22 April 2014
Toyota’s FPEG features a hollow step-shaped piston, combustion chamber and gas spring chamber. Click to enlarge.A team at Toyota Central R&D Labs Inc. is developing a prototype 10 kW Free Piston Engine Linear Generator (FPEG) featuring a thin and compact build, high efficiency and high fuel flexibility. Toyota envisions that a pair of such units (20 kW) would enable B/C-segment electric drive vehicles to cruise at 120 km/h (75 mph). The team presented two papers on the state of their work at the recent SAE 2014 World Congress in Detroit.
The Toyota FPEG is based on a double piston system; at one end is the combustion chamber, and at the other, the adjustable gas spring chamber. Burned gas is scavenged out through exhaust valves mounted in the cylinder head of the combustion chamber; fresh air is brought in through the scavenging port at the side wall of the cylinder liner.
A portion of the kinetic energy of the piston is stored in the gas spring, and extracted on the return stroke to the combustion chamber side. A magnetic “mover” is mounted at the outer periphery of the piston; the mover and the stator coils together comprise the linear generator component of the FPEG.
- The larger cross-sectional area of the gas spring chamber leads to lower compression temperature of the gas spring chamber and consequently decreased heat loss.

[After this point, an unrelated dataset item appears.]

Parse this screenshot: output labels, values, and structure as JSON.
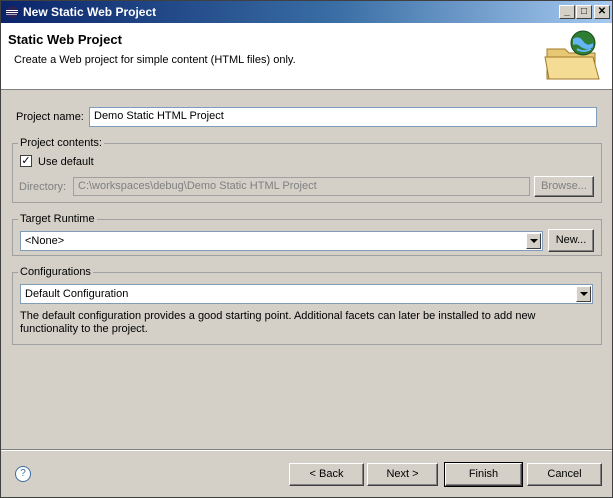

- The piston has a hollow structure and moves along a column stay, which in turn enables the construction of a cooling oil passage within the stay. The key technologies to deliver stable continuous operation of an FPEG are lubricating, cooling, and control logic. (The Toyota team’s second paper deals exclusively with the control system.)
- The inner periphery of the hollow piston also serves as a sliding surface on the column stay, enabling a steady small clearance between the magnets and coil for improved generating efficiency.
- The magnet is set far from the piston top, preventing magnet degaussing by heating.
The researchers developed a one-dimensional cycle simulation to investigate the performance of the proposed structure, and used it to assess spark ignition combustion (SI) and premixed charged compression ignition combustion (PCCI). They achieved output power of 10 kW with both SI and PCCI combustion cases; the PCCI combustion case realized 42% thermal efficiency.
They then constructed an FPEG prototype with a uni-flow scavenging type, two-stroke SI combustion system as an experimental study. They used ceramic-coated piston rings and cylinder liner they developed in order to ensure the smooth sliding of the piston even under insufficient lubrication. Poppet valves seated in a water-cooled cylinder head were actuated by hydraulic valve trains to control exhaust valve timing. Direct injection reduced unburned hydrocarbon emissions exhausted through the scavenging process.
A pressure regulating valve in the gas spring chamber enabled a variable gas mass, thereby varying the stiffness of the gas springs—one of the variables to shift the FPEG to different operating points.
The linear generator was a permanently excited synchronous machine consisting of the stationary coil, the mover (based on neodymium-iron-boron magnets) attached to the piston, and iron-cored stator. The poer electronics drive the machine as both a motor and a generator.
The researchers designed the prototype control system to ensure that the compression ratio was kept to the values which enable stable combustions—i.e., the generating load coefficient is variable, not constant. The coefficient is determined by a feedback control method based on the postion and velocity of the piston.
As there is no crank mechanism, the piston position in an FPEG is not defined with crank angle. However, knowing the piston position is critical not only to timings (fuel injection, ignition, opening/closing exhaust valves), but also to mode selections of driving or generating. To determine piston position, the Toyota researchers count plural-lines grooves engraved on the side surface of the piston body with gap sensors fixed on the inner wall of the cylinder block. (The detailed method of detecting and controlling piston position is the subject of the second paper.)
The generator control logic must meet the following requirements, according to the researchers:
- Assuming a multi-unit vehicle application, the multiple FPEGs would cancel out vibration through a horizontally opposed layout; the frequency and phase of the piston oscillation should be controllable.
- TDC and BDC need to be precisely controlled for stabilizing two-stroke combustion.
- After knocking or misfire, the oscillation must continue robustly.
The experimental analysis also showed that the precise control of ignition position is essential for stable operation of the FPEG.
In future work, the research team plans to improve the power generation of the system and to perform a quantitative analysis of the efficiency.
- Kosaka, H., Akita, T., Moriya, K., Goto, S. et al. (2014) “Development of Free Piston Engine Linear Generator System Part 1 - Investigation of Fundamental Characteristics,” SAE Technical Paper 2014-01-1203 doi:10.4271/2014-01-1203
- Goto, S., Moriya, K., Kosaka, H., Akita, T. et al. (2014) “Development of Free Piston Engine Linear Generator System Part 2 - Investigation of Control System for Generator,” SAE Technical Paper 2014-01-1193 doi:10.4271/2014-01-1193